Eastburn, U K. Bloodaxe Books (Dufour Editions, distr.). 2018. 119 pages.
Negative of a Group Photograph includes thirty Persian poems by Azita Ghahreman with parallel English translations by Maura Dooley in collaboration with Elhum Shakerifar. The collection offers a fine view of Ghahreman’s introspective and sometimes inventive poetry, but its back cover makes a puzzling claim that Ghahreman is “the leading Iranian poet.” It’s unclear what the poet might be imagined to lead, but Ghahreman has not, to the best of this reviewer’s knowledge, led poetry in terms of sales, popular reception, or critical acclaim in Iran or elsewhere. That obvious misnomer sets an unfortunate tone for the book. The poet could well have been commended for publishing five collections previously, for garnering institutional support in Sweden, her country of exile, and for finding a capable English translator in Dooley, all without recourse to hyperbolic marketing. But perhaps more to the point, the exaggerated claim seems to assume that English readers are and will remain ignorant of how Persian poetry is alive and well, with a diverse community of poets who continually produce exciting new work in countries like Iran and Afghanistan and their diasporas.
Nonetheless, Ghahreman’s poetry takes a more balanced self-view. Her poetic voice often joins in conversation with her peers, as in the collection’s titular poem, which is dedicated to the “memory of the poets Ghazaleh Alizadeh and Nazanin Nezam Shahi” and recalls how their lives and the speaker’s converged for a time: “I am younger in this photograph, / younger than anything I’ve ever written, / and I am the third missing person.”
Ghahreman’s poems can also be commended for lending themselves well to translation. For one, while poets who experiment with classical forms pose an array of aesthetic challenges to the translator—see, for example, Dick Davis’s wonderfully erudite translations of Fatemeh Shams—Ghahreman writes primarily in free verse, allowing a translator like Dooley to more or less replicate the same structure on the opposite side of the page without having to accommodate for rhyme or metrical constraints. Thematically, too, Ghahreman’s world extends beyond national borders, her memories inhabited with “photos of Oppenheimer, Lumumba” in a poem like “Glaucoma.” In fact, one hears reverberations of world poetry throughout the collection. Neruda’s “Explico algunas cosas” echoes in Ghahreman’s “Negative of a Group Photograph” when the poetic voice addresses the aforementioned Alizadeh and Shahi: “For you must remember Ghazaleh? . . . For you must remember Nazanin?” Likewise, Ghahreman’s “Red Bicycle,” especially in Dooley’s translation, recalls William Carlos Williams’s wheelbarrow upon which so much depends: “I still dream / of my red bicycle / on the green shores of summer.”

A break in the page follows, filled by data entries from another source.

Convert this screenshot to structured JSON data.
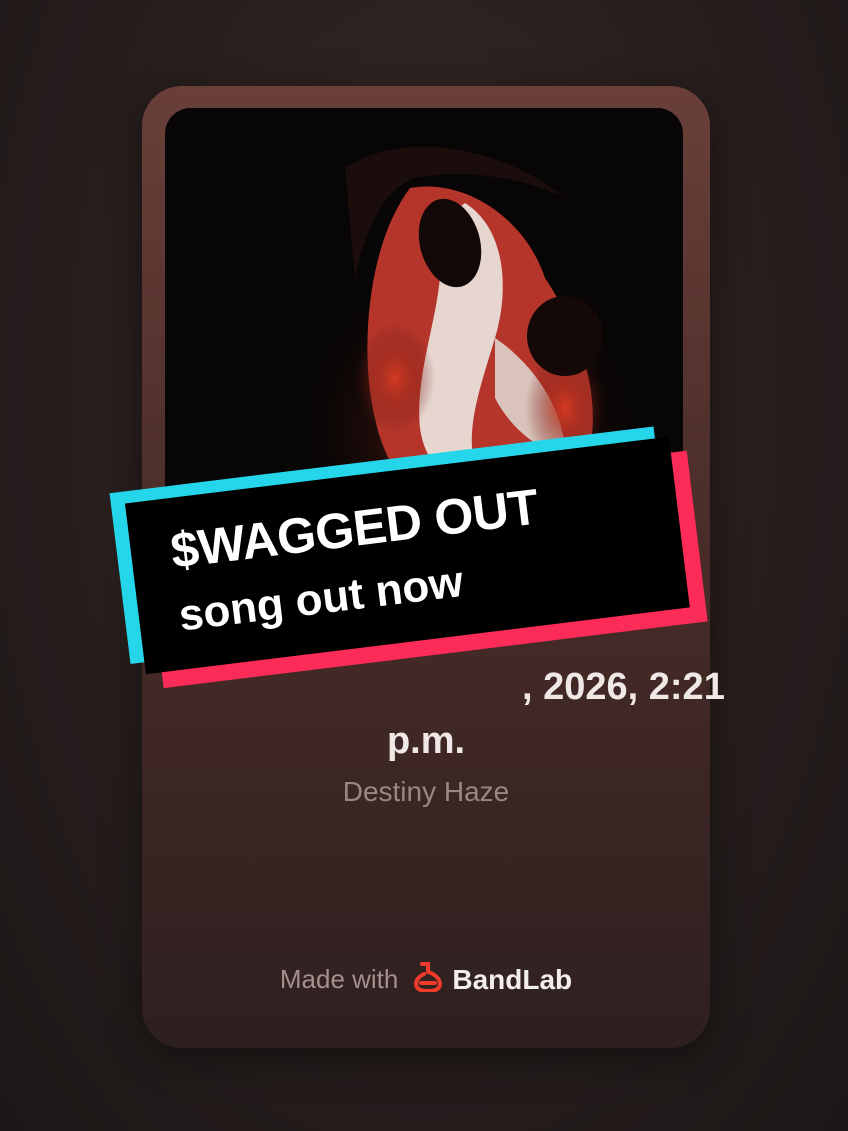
{
  "card": {
    "title_tail": ", 2026, 2:21",
    "title_pm": "p.m.",
    "artist": "Destiny Haze",
    "made_with": "Made with",
    "brand": "BandLab"
  },
  "banner": {
    "line1": "$WAGGED OUT",
    "line2": "song out now"
  },
  "colors": {
    "banner_cyan": "#25d6ea",
    "banner_red": "#fd2b57",
    "brand_red": "#f03a2a"
  },
  "icons": {
    "brand_logo": "bandlab-logo-icon"
  }
}
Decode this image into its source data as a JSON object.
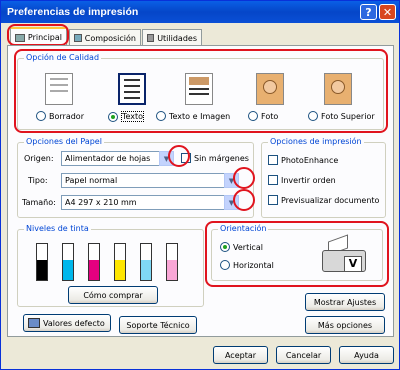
{
  "window": {
    "title": "Preferencias de impresión",
    "help_glyph": "?",
    "close_glyph": "✕"
  },
  "tabs": [
    {
      "label": "Principal"
    },
    {
      "label": "Composición"
    },
    {
      "label": "Utilidades"
    }
  ],
  "quality": {
    "title": "Opción de Calidad",
    "options": [
      "Borrador",
      "Texto",
      "Texto e Imagen",
      "Foto",
      "Foto Superior"
    ],
    "selected": "Texto"
  },
  "paper": {
    "title": "Opciones del Papel",
    "origen_label": "Origen:",
    "origen_value": "Alimentador de hojas",
    "sin_margenes": "Sin márgenes",
    "tipo_label": "Tipo:",
    "tipo_value": "Papel normal",
    "tamano_label": "Tamaño:",
    "tamano_value": "A4 297 x 210 mm"
  },
  "print_options": {
    "title": "Opciones de impresión",
    "items": [
      "PhotoEnhance",
      "Invertir orden",
      "Previsualizar documento"
    ]
  },
  "ink": {
    "title": "Niveles de tinta",
    "buy_button": "Cómo comprar",
    "levels": [
      {
        "color": "#000000",
        "level": 0.55
      },
      {
        "color": "#00b7eb",
        "level": 0.55
      },
      {
        "color": "#e4007f",
        "level": 0.55
      },
      {
        "color": "#ffe600",
        "level": 0.55
      },
      {
        "color": "#7fd8f5",
        "level": 0.55
      },
      {
        "color": "#f9a6d6",
        "level": 0.55
      }
    ]
  },
  "orientation": {
    "title": "Orientación",
    "options": [
      "Vertical",
      "Horizontal"
    ],
    "selected": "Vertical"
  },
  "buttons": {
    "valores_defecto": "Valores defecto",
    "soporte": "Soporte Técnico",
    "mostrar_ajustes": "Mostrar Ajustes",
    "mas_opciones": "Más opciones",
    "aceptar": "Aceptar",
    "cancelar": "Cancelar",
    "ayuda": "Ayuda"
  }
}
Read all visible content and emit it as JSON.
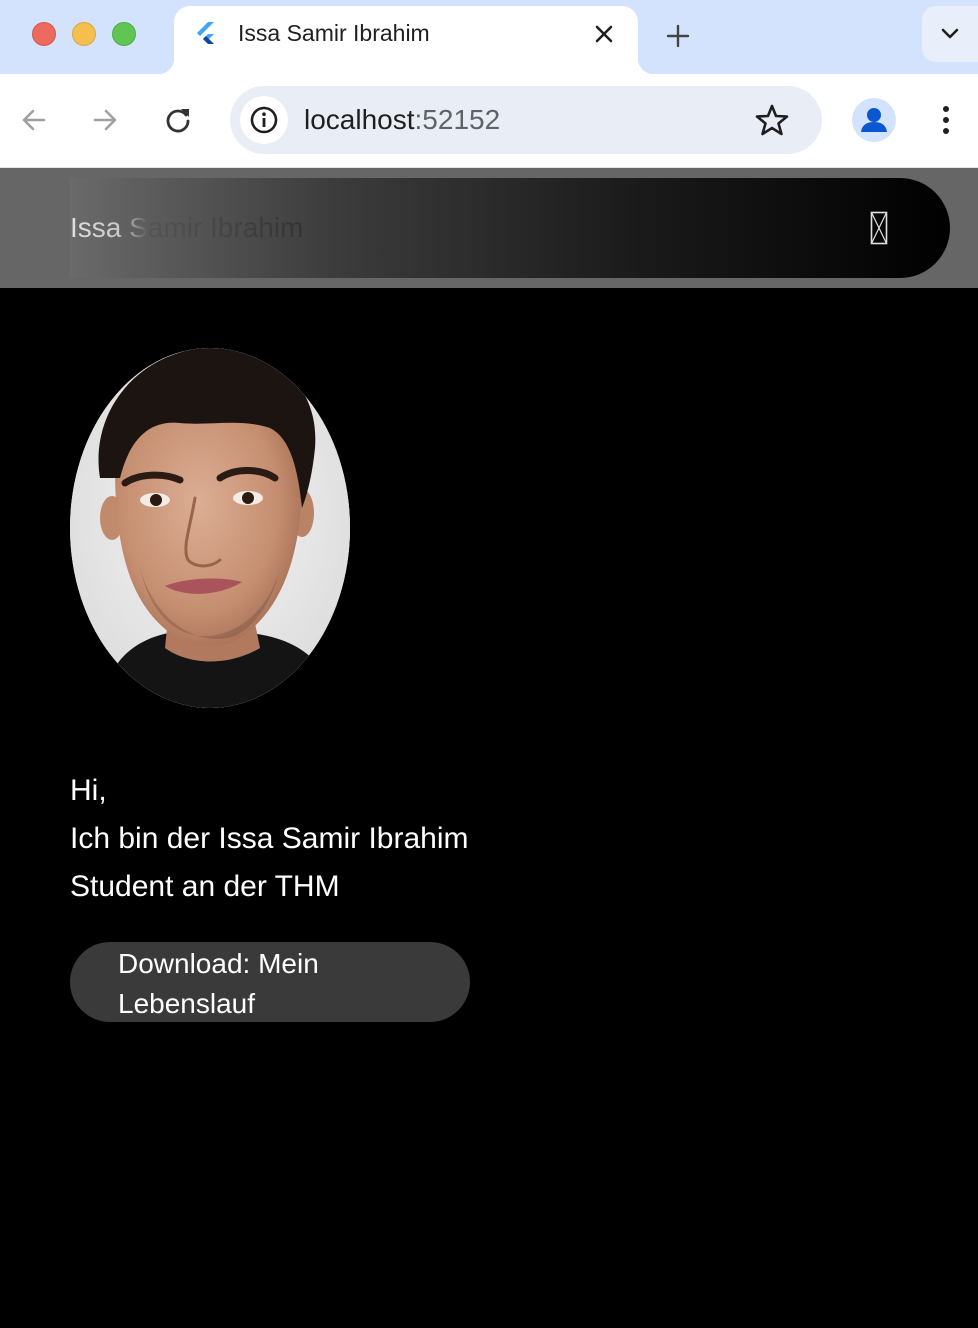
{
  "browser": {
    "tab": {
      "title": "Issa Samir Ibrahim",
      "favicon": "flutter-icon"
    },
    "address": {
      "host": "localhost",
      "port": ":52152"
    },
    "icons": {
      "back": "arrow-left-icon",
      "forward": "arrow-right-icon",
      "reload": "reload-icon",
      "site_info": "info-icon",
      "bookmark": "star-icon",
      "profile": "person-icon",
      "menu": "kebab-icon",
      "new_tab": "plus-icon",
      "tab_close": "close-icon",
      "tab_search": "chevron-down-icon"
    }
  },
  "appbar": {
    "title": "Issa Samir Ibrahim",
    "menu_icon": "missing-glyph-icon"
  },
  "hero": {
    "photo": "profile-photo",
    "line1": "Hi,",
    "line2": "Ich bin der Issa Samir Ibrahim",
    "line3": "Student an der THM",
    "download_label": "Download: Mein Lebenslauf"
  },
  "colors": {
    "tabstrip": "#d3e3fd",
    "page_bg": "#000000",
    "appbar_bg": "#666666",
    "button_bg": "#3a3a3a",
    "text": "#ffffff"
  }
}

Dooley’s translations, however, do not always seize upon the best opportunities to capture the poems’ universal dimensions. One such missed opportunity appears every time Dooley fails to translate the word “fārsi” from the original language: “lovingly, I wrote the snow in Farsi”; “until Farsi finds the courage to speak with the heart of a whale.” Of course, many of us use the word “Farsi” in everyday speech to refer to the language spoken by contemporary Iranians. But a poetry translation should aspire toward a more literary and historically accurate use of English. In Ghahreman’s language, fārsi denotes the language of her own poetry and her mother tongue. It denotes the same language in which Omar Khayyam wrote the Rubaiyat made famous in English by Edward Fitzgerald just as it does the language in which Rumi composed his masterpieces beloved by so many world literature enthusiasts today. The English name of Khayyam’s and Rumi’s and therefore Ghahreman’s language is Persian. It is a language that has been named, studied, and translated at English-speaking universities since at least as early as the seventeenth century.
Mistranslating the word “fārsi” as “Farsi” ignores the long-standing poetic exchanges between English and Persian just as it undermines the vibrant and ever-evolving literary tradition in which Ghahreman’s voice represents one among many.
University of Oslo